[[ DATA SECTION, beginning ]]

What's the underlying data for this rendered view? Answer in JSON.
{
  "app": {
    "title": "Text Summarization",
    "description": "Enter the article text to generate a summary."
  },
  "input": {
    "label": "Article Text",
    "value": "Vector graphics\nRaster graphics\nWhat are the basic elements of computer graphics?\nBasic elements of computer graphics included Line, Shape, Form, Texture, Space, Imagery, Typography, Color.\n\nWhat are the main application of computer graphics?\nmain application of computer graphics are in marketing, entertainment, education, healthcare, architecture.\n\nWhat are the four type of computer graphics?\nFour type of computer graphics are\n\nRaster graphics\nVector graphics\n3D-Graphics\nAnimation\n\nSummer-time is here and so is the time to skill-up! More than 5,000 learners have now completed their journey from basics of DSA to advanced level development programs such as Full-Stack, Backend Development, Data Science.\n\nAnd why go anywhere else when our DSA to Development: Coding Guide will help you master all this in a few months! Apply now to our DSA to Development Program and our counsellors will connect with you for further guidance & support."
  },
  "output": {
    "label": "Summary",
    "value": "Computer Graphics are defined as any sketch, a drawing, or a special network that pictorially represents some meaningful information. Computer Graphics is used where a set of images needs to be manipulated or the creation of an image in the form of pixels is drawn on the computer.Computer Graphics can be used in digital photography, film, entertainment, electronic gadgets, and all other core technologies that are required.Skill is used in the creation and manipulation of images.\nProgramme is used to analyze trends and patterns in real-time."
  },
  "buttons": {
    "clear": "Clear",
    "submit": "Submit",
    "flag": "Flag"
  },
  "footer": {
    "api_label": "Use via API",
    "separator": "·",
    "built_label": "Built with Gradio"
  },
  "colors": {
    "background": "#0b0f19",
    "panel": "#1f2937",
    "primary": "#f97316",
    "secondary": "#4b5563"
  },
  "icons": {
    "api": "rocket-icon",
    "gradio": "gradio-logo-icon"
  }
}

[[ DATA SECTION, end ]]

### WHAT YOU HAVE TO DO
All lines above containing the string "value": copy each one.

### ANSWER TO THIS PROBLEM
    "value": "Vector graphics\nRaster graphics\nWhat are the basic elements of computer graphics?\nBasic elements of computer graphics included Line, Shape, Form, Texture, Space, Imagery, Typography, Color.\n\nWhat are the main application of computer graphics?\nmain application of computer graphics are in marketing, entertainment, education, healthcare, architecture.\n\nWhat are the four type of computer graphics?\nFour type of computer graphics are\n\nRaster graphics\nVector graphics\n3D-Graphics\nAnimation\n\nSummer-time is here and so is the time to skill-up! More than 5,000 learners have now completed their journey from basics of DSA to advanced level development programs such as Full-Stack, Backend Development, Data Science.\n\nAnd why go anywhere else when our DSA to Development: Coding Guide will help you master all this in a few months! Apply now to our DSA to Development Program and our counsellors will connect with you for further guidance & support."
    "value": "Computer Graphics are defined as any sketch, a drawing, or a special network that pictorially represents some meaningful information. Computer Graphics is used where a set of images needs to be manipulated or the creation of an image in the form of pixels is drawn on the computer.Computer Graphics can be used in digital photography, film, entertainment, electronic gadgets, and all other core technologies that are required.Skill is used in the creation and manipulation of images.\nProgramme is used to analyze trends and patterns in real-time."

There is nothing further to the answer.